Closing costs are the innumerable fees and taxes associated with purchasing and taking ownership of a home. They include searches, clearances, and reports to process the transaction. Depending on where you live and the complexity of your transaction, they can easily add up to thousands of dollars. They're generally around 3% to 6% of the purchase price of the home.
They really shouldn't be "hidden" -- your lender is required to give you a written, good-faith estimate of all your closing costs within three days of your applying for a loan. However, don't go into the process of buying a home without knowing about them. For help in finding a mortgage lender check, out our Finance Your Home section.
Points or loan origination fees. This is an up-front payment of the interest that you owe your lender. The range that you'll have to fork over is anywhere from nothing to about 3% of the loan.
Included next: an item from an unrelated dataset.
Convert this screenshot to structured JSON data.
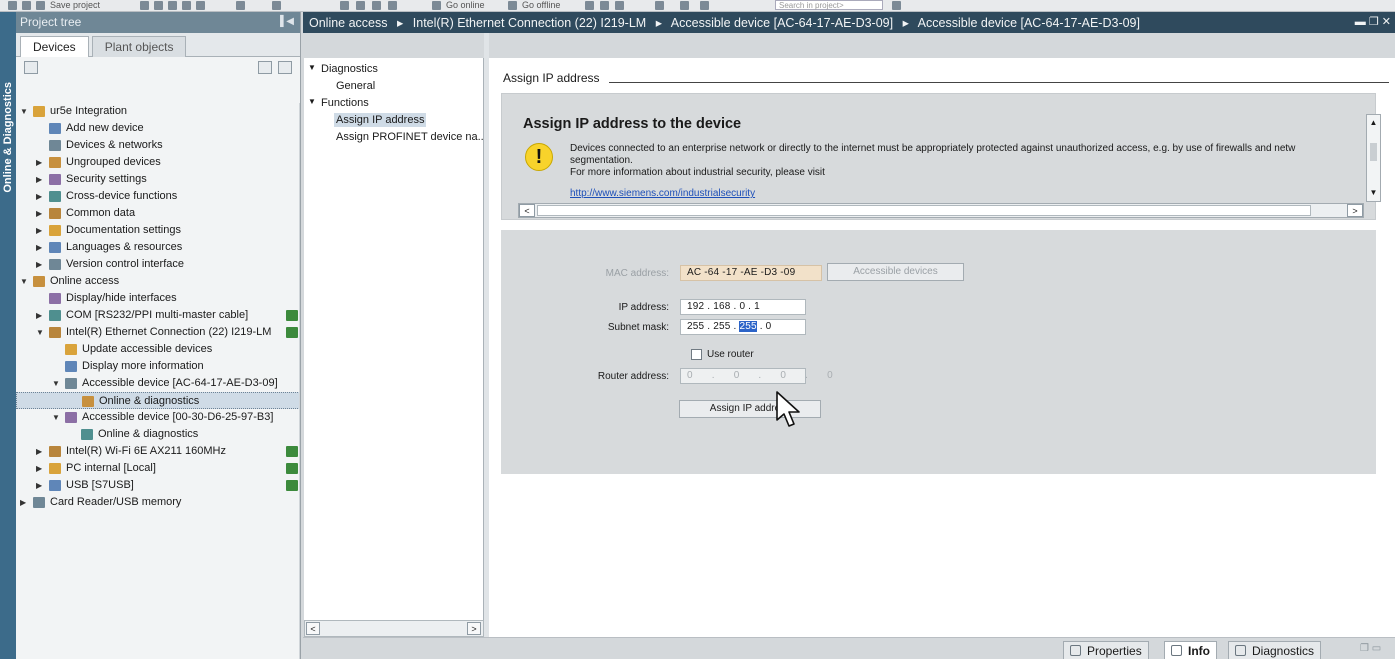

Remember, the more points you pay, the lower your overall interest rate should be, and vice-versa. (Use our online calculators to see if paying points makes sense for you.) If you're strapped for cash, you can get a loan with no points, but you'll pay a higher amount over the life of your loan. Another option is to have the seller pay these costs for you. Ask your buyer broker about broaching the subject with the sellers.
Escrow fees. These are the fees that are charged to process all of the paperwork and keep the money in a safe place while you and the seller dicker over things. Depending on the cost of your home, this can amount to a few hundred to a couple of thousand dollars.
Homeowner's insurance. Expect to pay between $500-$2,000 depending on the value of your home and your coverage. You must get this insurance before your lender will release the funds for your house.
Title insurance. What would happen if, six months after you move into your new house, you discover that the person who sold you the house didn't really own it? Arrgh! While it's a remote possibility, it does occasionally happen. Luckily, there's protection against this very problem. Your lender will want you to get "title insurance" to take care of this situation should it arise. Based on the value of your home, expect to pay between $500-$2,000.
Property taxes. Depending on when your purchase actually closes, you may owe the previous owners for taxes that they've already paid. For example, say the old owners paid their taxes from January through June. You buy the house in April. Well, they've already paid for your taxes for May and June. You need to reimburse them for this expense. In addition you may need to prepay some taxes.
Legal fees. You may not need a lawyer. Ask your buyer broker if she feels that the transaction is complicated enough to hire one. Frequently, home transactions just use boilerplate forms for everything. If this is the case, you will save money.
Private mortgage insurance.If you have a loan that requires it, count on paying at least a few month's premiums in advance. Some lenders will want you to pay for an entire year. You can nix this if you can come up with a 20% down payment.
Notary. Yes, someone has to swear that you are who you say you are. Expect to pay about $50 for the privilege.
Document prep fees. Lender and/or broker fees.
Appraisal fees. To give your home a fair market value.
Factual credit report fee. A verified credit report.
Tax service fees. To ensure your taxes are paid each year.
Survey fee. This may be waived sometimes if an existing survey can be used.
Pest inspection fee. If your house is new, this can be waived.
State recording fees. As your state requires.
Irving. At every closing there's this guy named Irving. He always wants anywhere from $20 to a couple of thousand dollars for the trouble of showing up. Sometimes, he doesn't even show up. He just sends a letter saying. "Pay me now or you can't have your house!" Irving can represent the municipal tax office, which says you have to pay an obscure tax for buying a blue house on Tuesday. Or he could represent the courier company demanding payment to rush some last minute document across town. In any case, expect Irving to come up with some other off-the-wall charge that you haven't anticipated.
If you'd like a little techno-help keeping track of all of these closing costs, be sure to check out our Foolish calculator that figures out how much your closing costs will be.
Now take a minute to share your newfound pearls of wisdom -- or to pick the brain (ewwww!) of someone who just wrote their last check to Irving -- on our Buying/Selling a Home discussion board.